There is a Languedoc-Roussillon Historical & Archaeological Society in the UK. email@example.com
The following quatrains are all in the future tense.
1555 Lyon Bonhomme
Les cinq estranges entrés dedans le temple,
Leur sang viendra la terre prophaner:
Aux Thoulousains sera bien dur exemple
D’un qui viendra ses loys exterminer.
The five strangers entered inside the temple,
Their blood will come to desecrate the land:
For the Toulousains it will be a very hard example
From one who will come to exterminate its rules.
A clear warning issued in 1555 about an event already in the past.
1568 Lyon Benoist Rigaud
Qu’aura esté par prince Bizantin,
Sera tollu par prince de Tholoze.
La foy de Foix par le chief Tholentin,
Luy faillira ne refusant l’espouse.
What has been for the Byzantine prince,
Will be taken away by the prince of Toulouse.
The faith of Foix through the chief of Tolentino
He will falter by not denying his wife.
Denying a spouse will bring him to his end.
Line 4. The use of ‘ne’ in OF was, on occasion, emphatic and not necessarily negative (but I have not yet found the universal rule to apply to ‘Nostradamus’).
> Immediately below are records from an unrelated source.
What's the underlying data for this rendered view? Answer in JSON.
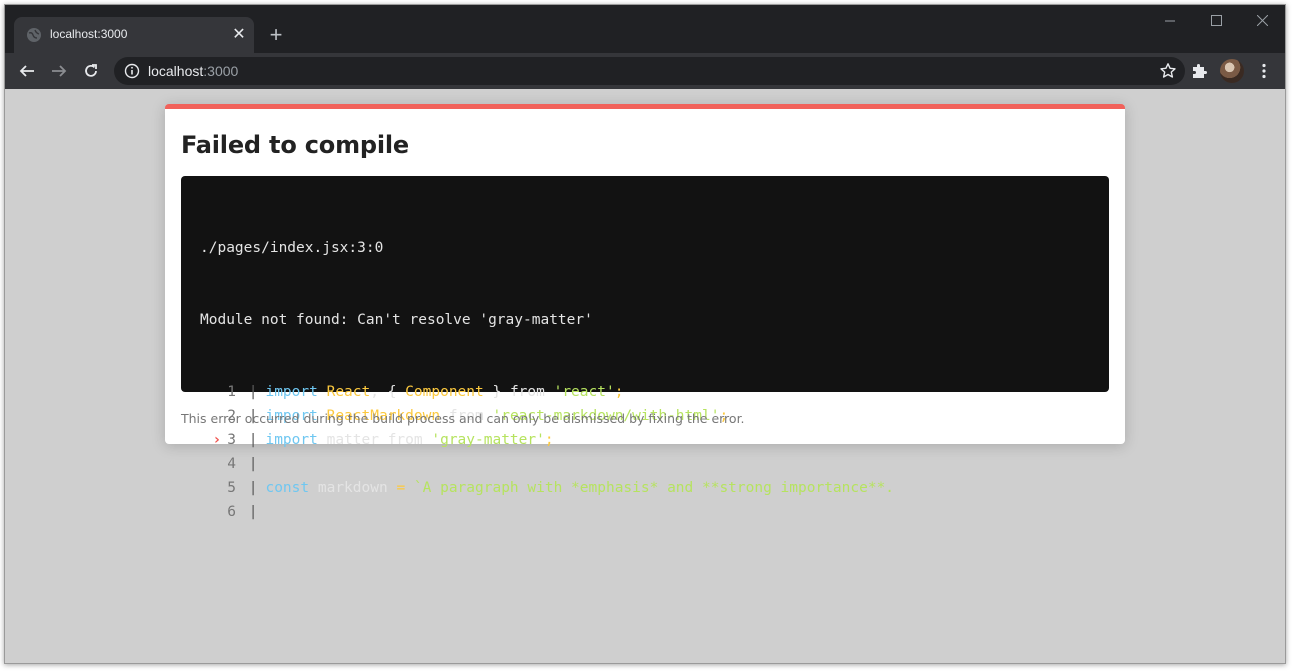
{
  "browser": {
    "tab": {
      "title": "localhost:3000"
    },
    "new_tab_label": "+",
    "close_label": "✕",
    "address": {
      "host": "localhost",
      "port": ":3000"
    }
  },
  "error": {
    "title": "Failed to compile",
    "file": "./pages/index.jsx:3:0",
    "message": "Module not found: Can't resolve 'gray-matter'",
    "code_lines": [
      {
        "num": "1",
        "tokens": [
          [
            "kw",
            "import"
          ],
          [
            "plain",
            " "
          ],
          [
            "id",
            "React"
          ],
          [
            "plain",
            ", { "
          ],
          [
            "id",
            "Component"
          ],
          [
            "plain",
            " } from "
          ],
          [
            "str",
            "'react'"
          ],
          [
            "id",
            ";"
          ]
        ]
      },
      {
        "num": "2",
        "tokens": [
          [
            "kw",
            "import"
          ],
          [
            "plain",
            " "
          ],
          [
            "id",
            "ReactMarkdown"
          ],
          [
            "plain",
            " from "
          ],
          [
            "str",
            "'react-markdown/with-html'"
          ],
          [
            "id",
            ";"
          ]
        ]
      },
      {
        "num": "3",
        "highlight": true,
        "tokens": [
          [
            "kw",
            "import"
          ],
          [
            "plain",
            " matter from "
          ],
          [
            "str",
            "'gray-matter'"
          ],
          [
            "id",
            ";"
          ]
        ]
      },
      {
        "num": "4",
        "tokens": []
      },
      {
        "num": "5",
        "tokens": [
          [
            "kw",
            "const"
          ],
          [
            "plain",
            " markdown "
          ],
          [
            "id",
            "="
          ],
          [
            "plain",
            " "
          ],
          [
            "tpl",
            "`A paragraph with *emphasis* and **strong importance**."
          ]
        ]
      },
      {
        "num": "6",
        "tokens": []
      }
    ],
    "footer": "This error occurred during the build process and can only be dismissed by fixing the error.",
    "accent_color": "#f1615a"
  }
}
Cathars tried to avoid the making of vows and practiced sexual abstinence. This included in marriage – denying their spouse – although very many never married. A hasty Crusader test was to check if the suspected Cathar was legally married or not. The Crusaders seemed to believe that no Cathars were married and so denying having a spouse, conforming non-married status, was likely to prove fatal.
1568 Lyon Benoist Rigaud
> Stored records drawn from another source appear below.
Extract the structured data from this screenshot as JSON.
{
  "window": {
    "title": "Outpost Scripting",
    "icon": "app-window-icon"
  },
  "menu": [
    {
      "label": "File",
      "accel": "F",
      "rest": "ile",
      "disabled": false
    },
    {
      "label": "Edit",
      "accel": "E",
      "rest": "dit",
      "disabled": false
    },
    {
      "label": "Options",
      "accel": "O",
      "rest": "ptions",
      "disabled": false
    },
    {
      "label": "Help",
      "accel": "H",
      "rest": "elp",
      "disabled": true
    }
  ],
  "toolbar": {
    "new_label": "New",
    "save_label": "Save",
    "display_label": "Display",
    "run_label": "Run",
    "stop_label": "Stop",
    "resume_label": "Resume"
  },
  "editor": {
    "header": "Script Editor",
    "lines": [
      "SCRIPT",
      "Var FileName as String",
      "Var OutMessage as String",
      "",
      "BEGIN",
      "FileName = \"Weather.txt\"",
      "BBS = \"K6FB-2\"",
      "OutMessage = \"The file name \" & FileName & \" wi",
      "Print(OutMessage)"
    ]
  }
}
Moyne moynesse d’enfant mort exposé,
Mourir par ourse & rauy par verrier.
Par Fois & Pamyes le camp sera posé
Contre Tholose Carcas dresser forrier.
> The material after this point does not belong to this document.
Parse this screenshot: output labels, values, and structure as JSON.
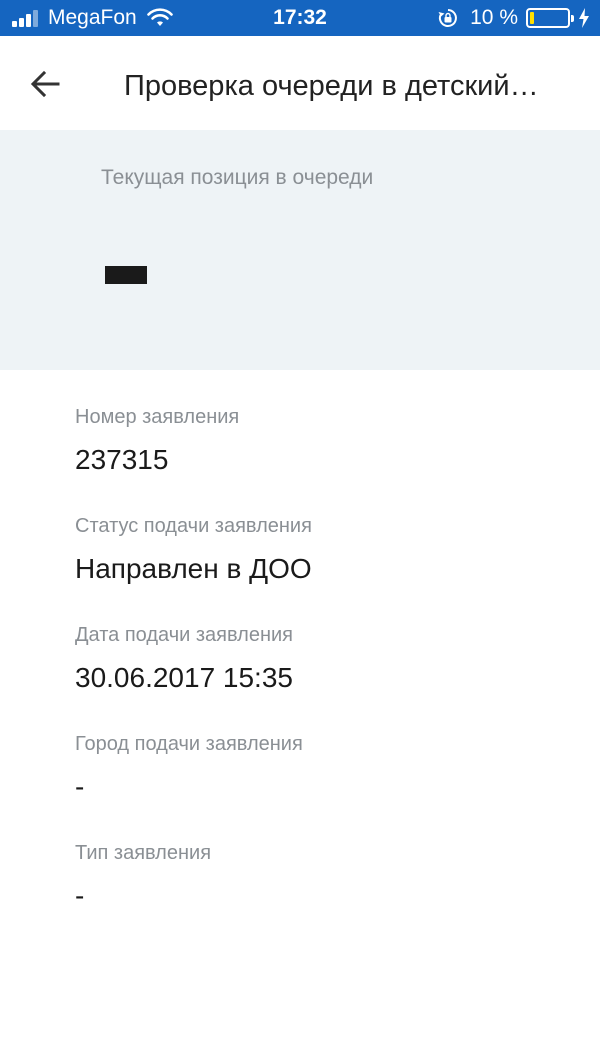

Innocent man, innocent woman, shed their light on the death of an innocent child,
Killed by the She-Bear set in the glassy heavens.
The military encampment will be positioned by the towns of Foix and Pamias
Arraigned against Toulouse and Carcassonne by the quartermaster.
An enigmatic quatrain with a Zodiac reference about a vision of the Albigensian Crusade.
1555 Lyon Bonhomme
Bazaz, Lectore, Condon, Ausch,& Agine
Esmeus par loys, querele & monopole.
Car Bourd. Thoulouze Bay. Metra en ruine
Renouueler voulant leur tauropole.
Bazas, Lectore, Condon, Ausch, & Agine
Agitated by regulations, disputations and exclusion.
They will be ruined by bad changes in ‘Bourd. Thoulouze’ (and)
Left wanting to revive their ‘innocence-opolis’.
Line 4, ‘tauropole’ was an ancient portmanteau from the Greek meaning heifer-town, virgin-city (by association ‘Diana city’) or, in my own words, ‘innocence-opolis’.
The only profitable part these backward-facing quatrains could play is to aid our retrospective understanding of a portion of past history. Here we learn how the people – both Catholics and reformed Cathars – are thoroughly immersed in tyrranical alterations to their way of living and how they regret the changes and yearn for the lost world of relative innocence that many such ‘faitids’ (non-Cathars) had fought side-by-side with Cathars to preserve. It seems the Northern Crusaders were not popular with the Southern Christians that they might claim to have ‘liberated’ from the ‘anti-Christians’.